● **YOUR TASK**
All of the entries are to be written out again verbatim.

● **DATA TO PROCESS**
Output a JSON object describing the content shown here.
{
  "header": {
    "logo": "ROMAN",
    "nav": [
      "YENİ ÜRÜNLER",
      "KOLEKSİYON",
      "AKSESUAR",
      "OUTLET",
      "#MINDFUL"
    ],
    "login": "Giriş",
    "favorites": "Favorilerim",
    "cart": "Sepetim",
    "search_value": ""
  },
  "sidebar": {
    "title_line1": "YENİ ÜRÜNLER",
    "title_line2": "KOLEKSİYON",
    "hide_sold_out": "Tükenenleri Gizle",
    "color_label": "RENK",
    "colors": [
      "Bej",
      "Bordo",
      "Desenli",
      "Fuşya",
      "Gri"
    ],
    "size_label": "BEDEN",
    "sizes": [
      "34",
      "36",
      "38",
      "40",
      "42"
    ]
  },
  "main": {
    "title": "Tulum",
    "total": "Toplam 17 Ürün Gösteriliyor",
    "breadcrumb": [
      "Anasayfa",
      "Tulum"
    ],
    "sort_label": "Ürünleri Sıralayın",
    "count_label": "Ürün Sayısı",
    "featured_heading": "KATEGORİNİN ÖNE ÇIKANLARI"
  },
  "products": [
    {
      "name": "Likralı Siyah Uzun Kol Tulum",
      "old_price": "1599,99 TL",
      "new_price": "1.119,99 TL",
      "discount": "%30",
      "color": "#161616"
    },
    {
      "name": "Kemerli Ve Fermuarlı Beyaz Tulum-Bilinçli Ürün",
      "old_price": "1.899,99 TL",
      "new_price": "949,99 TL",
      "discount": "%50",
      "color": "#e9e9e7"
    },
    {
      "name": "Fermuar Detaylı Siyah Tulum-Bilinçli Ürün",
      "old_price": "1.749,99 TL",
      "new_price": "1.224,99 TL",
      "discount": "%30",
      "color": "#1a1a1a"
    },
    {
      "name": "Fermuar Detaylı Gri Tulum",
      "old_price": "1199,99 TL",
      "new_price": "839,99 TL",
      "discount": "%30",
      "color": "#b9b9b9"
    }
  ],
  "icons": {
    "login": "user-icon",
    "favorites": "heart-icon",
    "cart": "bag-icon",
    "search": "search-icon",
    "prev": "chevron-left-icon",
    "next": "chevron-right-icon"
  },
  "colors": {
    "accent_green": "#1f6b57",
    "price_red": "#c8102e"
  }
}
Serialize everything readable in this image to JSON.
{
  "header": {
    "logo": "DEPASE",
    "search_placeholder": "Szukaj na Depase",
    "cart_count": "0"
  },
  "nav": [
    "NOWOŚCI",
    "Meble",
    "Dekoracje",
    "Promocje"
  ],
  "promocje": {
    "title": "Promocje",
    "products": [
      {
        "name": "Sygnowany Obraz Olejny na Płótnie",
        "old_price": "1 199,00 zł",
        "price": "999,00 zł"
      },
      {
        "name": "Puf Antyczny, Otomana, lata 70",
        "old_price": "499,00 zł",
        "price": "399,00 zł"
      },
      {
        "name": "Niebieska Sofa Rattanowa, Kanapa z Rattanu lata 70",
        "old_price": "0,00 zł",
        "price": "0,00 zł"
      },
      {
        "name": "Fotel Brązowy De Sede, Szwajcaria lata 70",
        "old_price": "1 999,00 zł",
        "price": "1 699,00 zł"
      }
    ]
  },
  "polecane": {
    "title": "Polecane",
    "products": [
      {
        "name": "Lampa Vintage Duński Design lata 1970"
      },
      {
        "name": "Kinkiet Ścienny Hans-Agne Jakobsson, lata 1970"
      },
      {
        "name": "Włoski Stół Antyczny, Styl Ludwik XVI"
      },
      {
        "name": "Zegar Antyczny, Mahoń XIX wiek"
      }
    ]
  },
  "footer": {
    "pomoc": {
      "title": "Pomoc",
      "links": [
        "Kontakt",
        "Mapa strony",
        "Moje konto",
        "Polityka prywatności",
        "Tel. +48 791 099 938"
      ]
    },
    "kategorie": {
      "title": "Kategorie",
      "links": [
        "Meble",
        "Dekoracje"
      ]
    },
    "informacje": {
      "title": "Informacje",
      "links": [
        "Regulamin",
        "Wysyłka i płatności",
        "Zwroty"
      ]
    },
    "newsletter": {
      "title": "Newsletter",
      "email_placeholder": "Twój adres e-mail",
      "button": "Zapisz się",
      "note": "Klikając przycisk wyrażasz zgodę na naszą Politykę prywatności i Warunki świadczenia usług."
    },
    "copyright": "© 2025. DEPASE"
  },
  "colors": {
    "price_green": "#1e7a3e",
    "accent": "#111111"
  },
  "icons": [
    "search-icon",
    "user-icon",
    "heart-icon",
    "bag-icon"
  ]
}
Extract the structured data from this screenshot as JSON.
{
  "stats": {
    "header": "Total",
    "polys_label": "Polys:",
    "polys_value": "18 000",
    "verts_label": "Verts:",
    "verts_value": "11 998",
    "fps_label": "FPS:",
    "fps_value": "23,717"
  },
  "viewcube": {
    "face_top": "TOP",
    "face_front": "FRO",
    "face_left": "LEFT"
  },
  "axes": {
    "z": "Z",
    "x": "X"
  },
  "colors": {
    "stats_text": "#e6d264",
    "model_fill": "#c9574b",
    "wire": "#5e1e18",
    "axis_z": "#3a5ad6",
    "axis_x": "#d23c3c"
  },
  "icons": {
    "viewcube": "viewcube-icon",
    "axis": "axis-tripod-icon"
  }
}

● **EXERCISE ANSWER**
Output a JSON object describing the content shown here.
{
  "header": {
    "logo": "ROMAN",
    "nav": [
      "YENİ ÜRÜNLER",
      "KOLEKSİYON",
      "AKSESUAR",
      "OUTLET",
      "#MINDFUL"
    ],
    "login": "Giriş",
    "favorites": "Favorilerim",
    "cart": "Sepetim",
    "search_value": ""
  },
  "sidebar": {
    "title_line1": "YENİ ÜRÜNLER",
    "title_line2": "KOLEKSİYON",
    "hide_sold_out": "Tükenenleri Gizle",
    "color_label": "RENK",
    "colors": [
      "Bej",
      "Bordo",
      "Desenli",
      "Fuşya",
      "Gri"
    ],
    "size_label": "BEDEN",
    "sizes": [
      "34",
      "36",
      "38",
      "40",
      "42"
    ]
  },
  "main": {
    "title": "Tulum",
    "total": "Toplam 17 Ürün Gösteriliyor",
    "breadcrumb": [
      "Anasayfa",
      "Tulum"
    ],
    "sort_label": "Ürünleri Sıralayın",
    "count_label": "Ürün Sayısı",
    "featured_heading": "KATEGORİNİN ÖNE ÇIKANLARI"
  },
  "products": [
    {
      "name": "Likralı Siyah Uzun Kol Tulum",
      "old_price": "1599,99 TL",
      "new_price": "1.119,99 TL",
      "discount": "%30",
      "color": "#161616"
    },
    {
      "name": "Kemerli Ve Fermuarlı Beyaz Tulum-Bilinçli Ürün",
      "old_price": "1.899,99 TL",
      "new_price": "949,99 TL",
      "discount": "%50",
      "color": "#e9e9e7"
    },
    {
      "name": "Fermuar Detaylı Siyah Tulum-Bilinçli Ürün",
      "old_price": "1.749,99 TL",
      "new_price": "1.224,99 TL",
      "discount": "%30",
      "color": "#1a1a1a"
    },
    {
      "name": "Fermuar Detaylı Gri Tulum",
      "old_price": "1199,99 TL",
      "new_price": "839,99 TL",
      "discount": "%30",
      "color": "#b9b9b9"
    }
  ],
  "icons": {
    "login": "user-icon",
    "favorites": "heart-icon",
    "cart": "bag-icon",
    "search": "search-icon",
    "prev": "chevron-left-icon",
    "next": "chevron-right-icon"
  },
  "colors": {
    "accent_green": "#1f6b57",
    "price_red": "#c8102e"
  }
}
Serialize everything readable in this image to JSON.
{
  "header": {
    "logo": "DEPASE",
    "search_placeholder": "Szukaj na Depase",
    "cart_count": "0"
  },
  "nav": [
    "NOWOŚCI",
    "Meble",
    "Dekoracje",
    "Promocje"
  ],
  "promocje": {
    "title": "Promocje",
    "products": [
      {
        "name": "Sygnowany Obraz Olejny na Płótnie",
        "old_price": "1 199,00 zł",
        "price": "999,00 zł"
      },
      {
        "name": "Puf Antyczny, Otomana, lata 70",
        "old_price": "499,00 zł",
        "price": "399,00 zł"
      },
      {
        "name": "Niebieska Sofa Rattanowa, Kanapa z Rattanu lata 70",
        "old_price": "0,00 zł",
        "price": "0,00 zł"
      },
      {
        "name": "Fotel Brązowy De Sede, Szwajcaria lata 70",
        "old_price": "1 999,00 zł",
        "price": "1 699,00 zł"
      }
    ]
  },
  "polecane": {
    "title": "Polecane",
    "products": [
      {
        "name": "Lampa Vintage Duński Design lata 1970"
      },
      {
        "name": "Kinkiet Ścienny Hans-Agne Jakobsson, lata 1970"
      },
      {
        "name": "Włoski Stół Antyczny, Styl Ludwik XVI"
      },
      {
        "name": "Zegar Antyczny, Mahoń XIX wiek"
      }
    ]
  },
  "footer": {
    "pomoc": {
      "title": "Pomoc",
      "links": [
        "Kontakt",
        "Mapa strony",
        "Moje konto",
        "Polityka prywatności",
        "Tel. +48 791 099 938"
      ]
    },
    "kategorie": {
      "title": "Kategorie",
      "links": [
        "Meble",
        "Dekoracje"
      ]
    },
    "informacje": {
      "title": "Informacje",
      "links": [
        "Regulamin",
        "Wysyłka i płatności",
        "Zwroty"
      ]
    },
    "newsletter": {
      "title": "Newsletter",
      "email_placeholder": "Twój adres e-mail",
      "button": "Zapisz się",
      "note": "Klikając przycisk wyrażasz zgodę na naszą Politykę prywatności i Warunki świadczenia usług."
    },
    "copyright": "© 2025. DEPASE"
  },
  "colors": {
    "price_green": "#1e7a3e",
    "accent": "#111111"
  },
  "icons": [
    "search-icon",
    "user-icon",
    "heart-icon",
    "bag-icon"
  ]
}
Extract the structured data from this screenshot as JSON.
{
  "stats": {
    "header": "Total",
    "polys_label": "Polys:",
    "polys_value": "18 000",
    "verts_label": "Verts:",
    "verts_value": "11 998",
    "fps_label": "FPS:",
    "fps_value": "23,717"
  },
  "viewcube": {
    "face_top": "TOP",
    "face_front": "FRO",
    "face_left": "LEFT"
  },
  "axes": {
    "z": "Z",
    "x": "X"
  },
  "colors": {
    "stats_text": "#e6d264",
    "model_fill": "#c9574b",
    "wire": "#5e1e18",
    "axis_z": "#3a5ad6",
    "axis_x": "#d23c3c"
  },
  "icons": {
    "viewcube": "viewcube-icon",
    "axis": "axis-tripod-icon"
  }
}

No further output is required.